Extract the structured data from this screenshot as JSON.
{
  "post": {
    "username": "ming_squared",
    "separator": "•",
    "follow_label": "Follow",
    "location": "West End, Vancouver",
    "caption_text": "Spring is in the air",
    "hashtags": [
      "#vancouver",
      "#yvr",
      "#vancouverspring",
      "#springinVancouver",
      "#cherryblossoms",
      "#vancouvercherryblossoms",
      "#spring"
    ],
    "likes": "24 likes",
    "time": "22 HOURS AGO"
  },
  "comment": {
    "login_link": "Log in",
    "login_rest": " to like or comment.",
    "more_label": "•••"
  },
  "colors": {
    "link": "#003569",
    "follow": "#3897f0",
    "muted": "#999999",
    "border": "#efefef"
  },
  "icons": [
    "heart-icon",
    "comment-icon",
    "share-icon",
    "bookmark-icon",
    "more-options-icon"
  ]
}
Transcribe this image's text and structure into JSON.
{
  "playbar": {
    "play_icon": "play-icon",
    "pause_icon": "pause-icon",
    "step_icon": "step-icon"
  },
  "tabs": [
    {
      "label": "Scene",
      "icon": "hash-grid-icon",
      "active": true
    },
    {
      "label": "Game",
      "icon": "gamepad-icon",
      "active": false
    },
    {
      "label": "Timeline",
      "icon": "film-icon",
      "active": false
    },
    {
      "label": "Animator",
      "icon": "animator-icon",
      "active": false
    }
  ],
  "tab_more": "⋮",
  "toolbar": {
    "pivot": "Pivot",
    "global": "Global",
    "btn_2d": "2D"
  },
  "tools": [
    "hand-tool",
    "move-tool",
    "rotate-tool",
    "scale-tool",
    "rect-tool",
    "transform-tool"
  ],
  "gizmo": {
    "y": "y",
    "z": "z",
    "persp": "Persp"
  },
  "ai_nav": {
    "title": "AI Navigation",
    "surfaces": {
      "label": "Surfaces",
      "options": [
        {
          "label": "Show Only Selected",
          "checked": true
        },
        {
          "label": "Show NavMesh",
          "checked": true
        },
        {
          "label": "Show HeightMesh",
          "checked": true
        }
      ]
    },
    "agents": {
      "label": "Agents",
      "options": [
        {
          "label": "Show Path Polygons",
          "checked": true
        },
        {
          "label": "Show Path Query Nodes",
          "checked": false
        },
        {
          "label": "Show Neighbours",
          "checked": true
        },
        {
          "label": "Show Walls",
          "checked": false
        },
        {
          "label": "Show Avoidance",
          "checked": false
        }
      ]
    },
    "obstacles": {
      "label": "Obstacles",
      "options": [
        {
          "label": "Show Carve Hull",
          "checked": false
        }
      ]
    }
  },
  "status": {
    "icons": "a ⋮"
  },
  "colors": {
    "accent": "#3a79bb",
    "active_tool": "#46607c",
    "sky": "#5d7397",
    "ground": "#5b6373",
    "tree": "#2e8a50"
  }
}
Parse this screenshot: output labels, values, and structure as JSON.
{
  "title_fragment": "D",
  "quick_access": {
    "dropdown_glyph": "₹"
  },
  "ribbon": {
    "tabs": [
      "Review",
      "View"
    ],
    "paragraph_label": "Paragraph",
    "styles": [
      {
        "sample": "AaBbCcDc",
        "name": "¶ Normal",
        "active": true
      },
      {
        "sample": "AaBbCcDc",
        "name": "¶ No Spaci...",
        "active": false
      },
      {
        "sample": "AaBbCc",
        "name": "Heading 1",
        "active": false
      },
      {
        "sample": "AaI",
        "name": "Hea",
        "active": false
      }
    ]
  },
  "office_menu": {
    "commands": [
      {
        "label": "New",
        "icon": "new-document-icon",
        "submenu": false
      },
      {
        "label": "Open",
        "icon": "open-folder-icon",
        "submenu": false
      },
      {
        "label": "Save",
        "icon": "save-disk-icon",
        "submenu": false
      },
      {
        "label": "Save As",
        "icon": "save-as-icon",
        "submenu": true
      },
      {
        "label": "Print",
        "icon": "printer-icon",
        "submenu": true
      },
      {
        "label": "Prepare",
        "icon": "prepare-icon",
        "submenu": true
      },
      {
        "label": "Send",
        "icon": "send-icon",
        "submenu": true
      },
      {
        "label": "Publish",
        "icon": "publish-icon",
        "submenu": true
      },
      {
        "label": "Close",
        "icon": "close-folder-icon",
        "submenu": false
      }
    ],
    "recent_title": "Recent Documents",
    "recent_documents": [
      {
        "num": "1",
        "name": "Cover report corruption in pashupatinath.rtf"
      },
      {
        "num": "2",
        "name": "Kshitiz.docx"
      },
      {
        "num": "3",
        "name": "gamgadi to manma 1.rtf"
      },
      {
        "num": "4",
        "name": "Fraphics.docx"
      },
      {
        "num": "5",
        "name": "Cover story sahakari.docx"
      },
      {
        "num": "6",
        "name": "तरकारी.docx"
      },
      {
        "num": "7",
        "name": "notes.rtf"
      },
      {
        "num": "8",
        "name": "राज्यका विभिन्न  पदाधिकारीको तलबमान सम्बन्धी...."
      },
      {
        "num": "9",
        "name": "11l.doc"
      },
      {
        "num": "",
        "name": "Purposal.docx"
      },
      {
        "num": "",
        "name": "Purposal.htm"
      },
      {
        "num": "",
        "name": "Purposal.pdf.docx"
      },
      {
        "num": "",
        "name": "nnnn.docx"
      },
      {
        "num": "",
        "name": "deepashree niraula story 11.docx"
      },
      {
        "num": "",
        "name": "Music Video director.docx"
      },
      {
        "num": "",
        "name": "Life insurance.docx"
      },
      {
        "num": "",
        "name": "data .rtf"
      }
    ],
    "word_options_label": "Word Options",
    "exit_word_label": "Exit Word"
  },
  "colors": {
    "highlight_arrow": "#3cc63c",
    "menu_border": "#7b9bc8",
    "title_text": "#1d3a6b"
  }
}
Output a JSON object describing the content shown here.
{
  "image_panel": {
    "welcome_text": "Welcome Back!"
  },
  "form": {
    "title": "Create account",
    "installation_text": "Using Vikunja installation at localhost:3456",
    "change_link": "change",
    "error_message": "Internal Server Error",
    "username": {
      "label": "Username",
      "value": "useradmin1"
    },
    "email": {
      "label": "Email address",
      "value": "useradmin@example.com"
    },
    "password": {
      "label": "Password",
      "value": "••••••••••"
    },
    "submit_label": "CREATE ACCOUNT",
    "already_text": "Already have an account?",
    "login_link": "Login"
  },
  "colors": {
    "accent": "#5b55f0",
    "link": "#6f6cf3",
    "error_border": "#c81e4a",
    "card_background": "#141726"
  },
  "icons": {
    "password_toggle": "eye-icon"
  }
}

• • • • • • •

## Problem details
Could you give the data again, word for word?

## Solution to this problem
Extract the structured data from this screenshot as JSON.
{
  "post": {
    "username": "ming_squared",
    "separator": "•",
    "follow_label": "Follow",
    "location": "West End, Vancouver",
    "caption_text": "Spring is in the air",
    "hashtags": [
      "#vancouver",
      "#yvr",
      "#vancouverspring",
      "#springinVancouver",
      "#cherryblossoms",
      "#vancouvercherryblossoms",
      "#spring"
    ],
    "likes": "24 likes",
    "time": "22 HOURS AGO"
  },
  "comment": {
    "login_link": "Log in",
    "login_rest": " to like or comment.",
    "more_label": "•••"
  },
  "colors": {
    "link": "#003569",
    "follow": "#3897f0",
    "muted": "#999999",
    "border": "#efefef"
  },
  "icons": [
    "heart-icon",
    "comment-icon",
    "share-icon",
    "bookmark-icon",
    "more-options-icon"
  ]
}
Transcribe this image's text and structure into JSON.
{
  "playbar": {
    "play_icon": "play-icon",
    "pause_icon": "pause-icon",
    "step_icon": "step-icon"
  },
  "tabs": [
    {
      "label": "Scene",
      "icon": "hash-grid-icon",
      "active": true
    },
    {
      "label": "Game",
      "icon": "gamepad-icon",
      "active": false
    },
    {
      "label": "Timeline",
      "icon": "film-icon",
      "active": false
    },
    {
      "label": "Animator",
      "icon": "animator-icon",
      "active": false
    }
  ],
  "tab_more": "⋮",
  "toolbar": {
    "pivot": "Pivot",
    "global": "Global",
    "btn_2d": "2D"
  },
  "tools": [
    "hand-tool",
    "move-tool",
    "rotate-tool",
    "scale-tool",
    "rect-tool",
    "transform-tool"
  ],
  "gizmo": {
    "y": "y",
    "z": "z",
    "persp": "Persp"
  },
  "ai_nav": {
    "title": "AI Navigation",
    "surfaces": {
      "label": "Surfaces",
      "options": [
        {
          "label": "Show Only Selected",
          "checked": true
        },
        {
          "label": "Show NavMesh",
          "checked": true
        },
        {
          "label": "Show HeightMesh",
          "checked": true
        }
      ]
    },
    "agents": {
      "label": "Agents",
      "options": [
        {
          "label": "Show Path Polygons",
          "checked": true
        },
        {
          "label": "Show Path Query Nodes",
          "checked": false
        },
        {
          "label": "Show Neighbours",
          "checked": true
        },
        {
          "label": "Show Walls",
          "checked": false
        },
        {
          "label": "Show Avoidance",
          "checked": false
        }
      ]
    },
    "obstacles": {
      "label": "Obstacles",
      "options": [
        {
          "label": "Show Carve Hull",
          "checked": false
        }
      ]
    }
  },
  "status": {
    "icons": "a ⋮"
  },
  "colors": {
    "accent": "#3a79bb",
    "active_tool": "#46607c",
    "sky": "#5d7397",
    "ground": "#5b6373",
    "tree": "#2e8a50"
  }
}
Parse this screenshot: output labels, values, and structure as JSON.
{
  "title_fragment": "D",
  "quick_access": {
    "dropdown_glyph": "₹"
  },
  "ribbon": {
    "tabs": [
      "Review",
      "View"
    ],
    "paragraph_label": "Paragraph",
    "styles": [
      {
        "sample": "AaBbCcDc",
        "name": "¶ Normal",
        "active": true
      },
      {
        "sample": "AaBbCcDc",
        "name": "¶ No Spaci...",
        "active": false
      },
      {
        "sample": "AaBbCc",
        "name": "Heading 1",
        "active": false
      },
      {
        "sample": "AaI",
        "name": "Hea",
        "active": false
      }
    ]
  },
  "office_menu": {
    "commands": [
      {
        "label": "New",
        "icon": "new-document-icon",
        "submenu": false
      },
      {
        "label": "Open",
        "icon": "open-folder-icon",
        "submenu": false
      },
      {
        "label": "Save",
        "icon": "save-disk-icon",
        "submenu": false
      },
      {
        "label": "Save As",
        "icon": "save-as-icon",
        "submenu": true
      },
      {
        "label": "Print",
        "icon": "printer-icon",
        "submenu": true
      },
      {
        "label": "Prepare",
        "icon": "prepare-icon",
        "submenu": true
      },
      {
        "label": "Send",
        "icon": "send-icon",
        "submenu": true
      },
      {
        "label": "Publish",
        "icon": "publish-icon",
        "submenu": true
      },
      {
        "label": "Close",
        "icon": "close-folder-icon",
        "submenu": false
      }
    ],
    "recent_title": "Recent Documents",
    "recent_documents": [
      {
        "num": "1",
        "name": "Cover report corruption in pashupatinath.rtf"
      },
      {
        "num": "2",
        "name": "Kshitiz.docx"
      },
      {
        "num": "3",
        "name": "gamgadi to manma 1.rtf"
      },
      {
        "num": "4",
        "name": "Fraphics.docx"
      },
      {
        "num": "5",
        "name": "Cover story sahakari.docx"
      },
      {
        "num": "6",
        "name": "तरकारी.docx"
      },
      {
        "num": "7",
        "name": "notes.rtf"
      },
      {
        "num": "8",
        "name": "राज्यका विभिन्न  पदाधिकारीको तलबमान सम्बन्धी...."
      },
      {
        "num": "9",
        "name": "11l.doc"
      },
      {
        "num": "",
        "name": "Purposal.docx"
      },
      {
        "num": "",
        "name": "Purposal.htm"
      },
      {
        "num": "",
        "name": "Purposal.pdf.docx"
      },
      {
        "num": "",
        "name": "nnnn.docx"
      },
      {
        "num": "",
        "name": "deepashree niraula story 11.docx"
      },
      {
        "num": "",
        "name": "Music Video director.docx"
      },
      {
        "num": "",
        "name": "Life insurance.docx"
      },
      {
        "num": "",
        "name": "data .rtf"
      }
    ],
    "word_options_label": "Word Options",
    "exit_word_label": "Exit Word"
  },
  "colors": {
    "highlight_arrow": "#3cc63c",
    "menu_border": "#7b9bc8",
    "title_text": "#1d3a6b"
  }
}
Output a JSON object describing the content shown here.
{
  "image_panel": {
    "welcome_text": "Welcome Back!"
  },
  "form": {
    "title": "Create account",
    "installation_text": "Using Vikunja installation at localhost:3456",
    "change_link": "change",
    "error_message": "Internal Server Error",
    "username": {
      "label": "Username",
      "value": "useradmin1"
    },
    "email": {
      "label": "Email address",
      "value": "useradmin@example.com"
    },
    "password": {
      "label": "Password",
      "value": "••••••••••"
    },
    "submit_label": "CREATE ACCOUNT",
    "already_text": "Already have an account?",
    "login_link": "Login"
  },
  "colors": {
    "accent": "#5b55f0",
    "link": "#6f6cf3",
    "error_border": "#c81e4a",
    "card_background": "#141726"
  },
  "icons": {
    "password_toggle": "eye-icon"
  }
}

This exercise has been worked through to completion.